My ancestry research has produced colorful and scandalous ancestors but none were famous. Last week changed that. I found that my first cousin three times removed was notorious outlaw, Nathaniel “Texas Jack” Reed.

Nathaniel "Texas Jack" ReedTruthfully, that didn’t mean anything to me as I’d never heard the name. Apparently, he was a 19th-century American outlaw. He robbed trains, stagecoaches and banks mostly in the Indian Territory and Rocky Mountains. The more I researched, the more impressed I became – in an odd sort of way. I don’t condone his actions but he had guts.

Before I get to his actual exploits, let’s trace how little ol’ me is related to the man. My 2x great-grandfather was Hugh H Prater. His sister, Sarah Elizabeth, married Mason Reed and had two children.
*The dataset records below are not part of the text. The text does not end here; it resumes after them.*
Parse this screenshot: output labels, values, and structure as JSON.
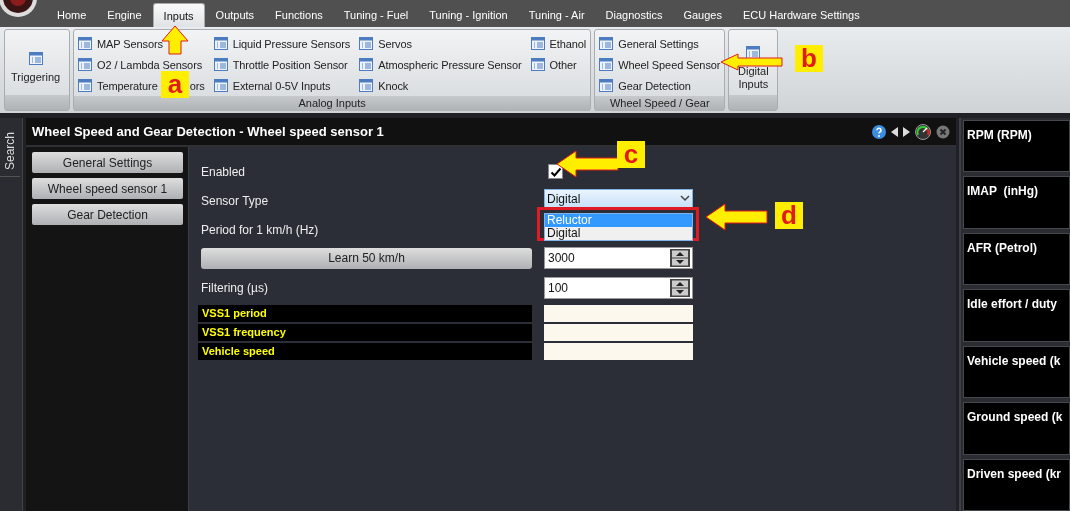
{
  "tabs": [
    {
      "label": "Home",
      "selected": false
    },
    {
      "label": "Engine",
      "selected": false
    },
    {
      "label": "Inputs",
      "selected": true
    },
    {
      "label": "Outputs",
      "selected": false
    },
    {
      "label": "Functions",
      "selected": false
    },
    {
      "label": "Tuning - Fuel",
      "selected": false
    },
    {
      "label": "Tuning - Ignition",
      "selected": false
    },
    {
      "label": "Tuning - Air",
      "selected": false
    },
    {
      "label": "Diagnostics",
      "selected": false
    },
    {
      "label": "Gauges",
      "selected": false
    },
    {
      "label": "ECU Hardware Settings",
      "selected": false
    }
  ],
  "ribbon": {
    "groups": [
      {
        "kind": "large",
        "label": "Triggering"
      },
      {
        "kind": "list",
        "caption": "Analog Inputs",
        "columns": [
          [
            "MAP Sensors",
            "O2 / Lambda Sensors",
            [
              "Temperature",
              "ors"
            ]
          ],
          [
            "Liquid Pressure Sensors",
            "Throttle Position Sensor",
            "External 0-5V Inputs"
          ],
          [
            "Servos",
            "Atmospheric Pressure Sensor",
            "Knock"
          ],
          [
            "Ethanol",
            "Other"
          ]
        ]
      },
      {
        "kind": "list",
        "caption": "Wheel Speed / Gear",
        "columns": [
          [
            "General Settings",
            "Wheel Speed Sensor",
            "Gear Detection"
          ]
        ]
      },
      {
        "kind": "large",
        "label": "Digital Inputs"
      }
    ]
  },
  "side_tab": "Search",
  "panel": {
    "title": "Wheel Speed and Gear Detection - Wheel speed sensor 1",
    "nav": [
      "General Settings",
      "Wheel speed sensor 1",
      "Gear Detection"
    ],
    "fields": [
      {
        "kind": "checkbox",
        "label": "Enabled",
        "checked": true
      },
      {
        "kind": "select",
        "label": "Sensor Type",
        "value": "Digital",
        "open": true,
        "options": [
          {
            "label": "Reluctor",
            "highlighted": true
          },
          {
            "label": "Digital",
            "highlighted": false
          }
        ]
      },
      {
        "kind": "heading",
        "label": "Period for 1 km/h (Hz)"
      },
      {
        "kind": "button-spin",
        "button": "Learn 50 km/h",
        "value": "3000"
      },
      {
        "kind": "spin",
        "label": "Filtering (µs)",
        "value": "100"
      }
    ],
    "readouts": [
      "VSS1 period",
      "VSS1 frequency",
      "Vehicle speed"
    ]
  },
  "gauges": [
    "RPM (RPM)",
    "IMAP  (inHg)",
    "AFR (Petrol)",
    "Idle effort / duty",
    "Vehicle speed (k",
    "Ground speed (k",
    "Driven speed (kr"
  ],
  "annotations": [
    {
      "letter": "a",
      "kind": "upward",
      "highlight": false
    },
    {
      "letter": "b",
      "kind": "leftward",
      "highlight": false
    },
    {
      "letter": "c",
      "kind": "leftward",
      "highlight": false
    },
    {
      "letter": "d",
      "kind": "leftward",
      "highlight": true
    }
  ]
}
William Elijah and Nathaniel. Mason was killed in action during the Civil War. Sarah remarried around 1865 and moved to Missouri with her children. I have census records that prove she was Elijah and Jemima’s daughter, that she was married to Reed and Cochran. The 1870 Census shows William and Elijah with the surname of Cochran but birth dates and places lead me to believe they were indeed Reeds.
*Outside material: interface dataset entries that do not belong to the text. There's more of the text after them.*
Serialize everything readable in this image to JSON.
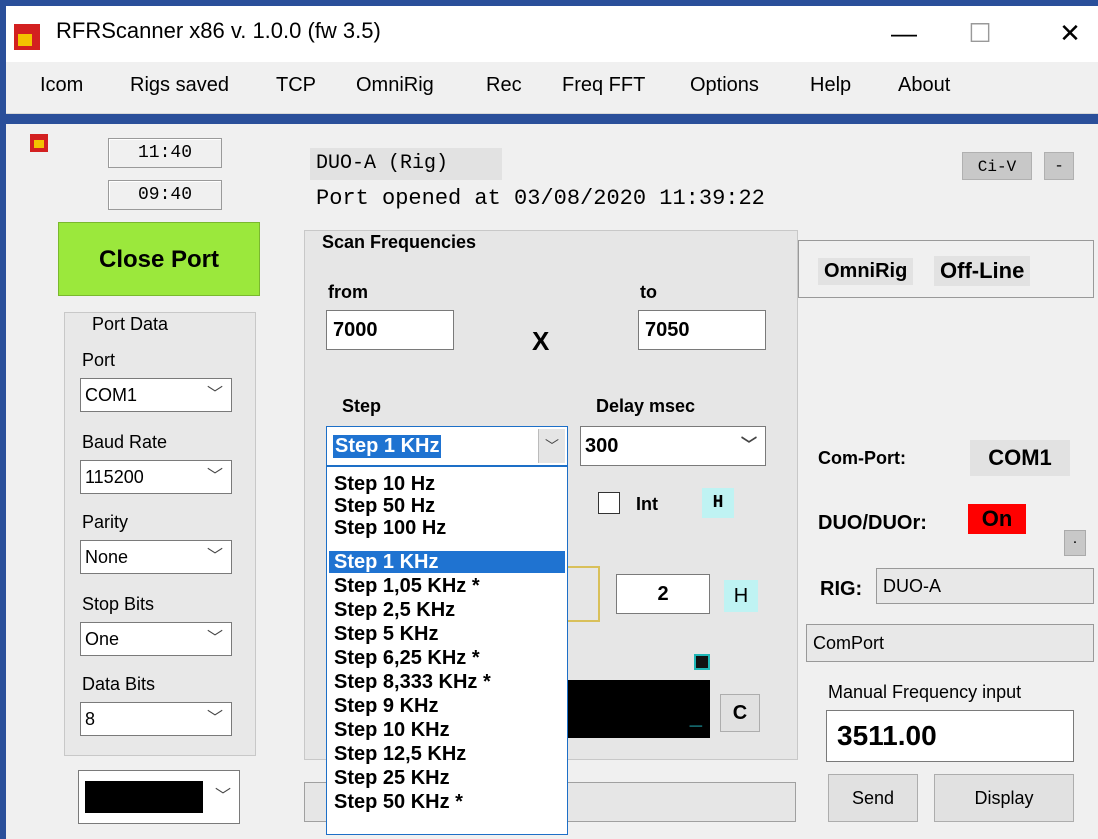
{
  "window": {
    "title": "RFRScanner  x86 v. 1.0.0  (fw 3.5)",
    "minimize": "—",
    "maximize": "☐",
    "close": "✕"
  },
  "menu": [
    "Icom",
    "Rigs saved",
    "TCP",
    "OmniRig",
    "Rec",
    "Freq FFT",
    "Options",
    "Help",
    "About"
  ],
  "clocks": {
    "time1": "11:40",
    "time2": "09:40"
  },
  "close_port": "Close Port",
  "port_data": {
    "title": "Port Data",
    "port_label": "Port",
    "port_value": "COM1",
    "baud_label": "Baud Rate",
    "baud_value": "115200",
    "parity_label": "Parity",
    "parity_value": "None",
    "stopbits_label": "Stop Bits",
    "stopbits_value": "One",
    "databits_label": "Data Bits",
    "databits_value": "8"
  },
  "rig_header": {
    "rig_name": "DUO-A (Rig)",
    "status_line": "Port opened at 03/08/2020 11:39:22",
    "civ_label": "Ci-V",
    "minus": "-"
  },
  "scan": {
    "title": "Scan Frequencies",
    "from_label": "from",
    "to_label": "to",
    "from_value": "7000",
    "to_value": "7050",
    "x_label": "X",
    "step_label": "Step",
    "delay_label": "Delay  msec",
    "step_value": "Step 1 KHz",
    "delay_value": "300",
    "int_label": "Int",
    "h_label": "H",
    "count_value": "2",
    "h2_label": "H",
    "c_label": "C",
    "underscore": "_"
  },
  "step_options": [
    "Step 10 Hz",
    "Step 50 Hz",
    "Step 100 Hz",
    "Step 1 KHz",
    "Step 1,05 KHz *",
    "Step 2,5 KHz",
    "Step 5 KHz",
    "Step 6,25 KHz *",
    "Step 8,333 KHz *",
    "Step 9 KHz",
    "Step 10 KHz",
    "Step 12,5 KHz",
    "Step 25 KHz",
    "Step 50 KHz *"
  ],
  "step_selected_index": 3,
  "right_panel": {
    "omnirig_label": "OmniRig",
    "omnirig_status": "Off-Line",
    "comport_label": "Com-Port:",
    "comport_value": "COM1",
    "duo_label": "DUO/DUOr:",
    "duo_value": "On",
    "dot_btn": ".",
    "rig_label": "RIG:",
    "rig_value": "DUO-A",
    "comport_field": "ComPort",
    "manual_label": "Manual Frequency input",
    "manual_value": "3511.00",
    "send_label": "Send",
    "display_label": "Display"
  },
  "colors": {
    "accent_green": "#9be83c",
    "on_red": "#ff0000",
    "selection_blue": "#1f73d1",
    "frame_blue": "#2a4f9a"
  }
}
Reed claimed to have ridden with the Dalton Gang and other outlaws but no evidence has been found to corroborate. He did however make a living as an outlaw for nearly ten years. His last job, a train holdup at Blackstone Switch left him wounded and ready to give up his life of crime. He struck a deal with Judge Parker and spent very little time behind bars.

It’s said he became an evangelist and preached against a life of crime as well as traveled the country in Wild West Shows. He also wrote a small book entitled “The Life of Texas Jack, Eight Years a Criminal – 41 Years Trusting in God.”

I don’t know how much is truth or fiction but the following three links give some interesting highlights of Nathaniel Reed’s life:

The Spell of the West: Texas Jack
Legends of America: Nathaniel Reed “Texas Jack” (1862-1950)
Wikipedia: Nathaniel Reed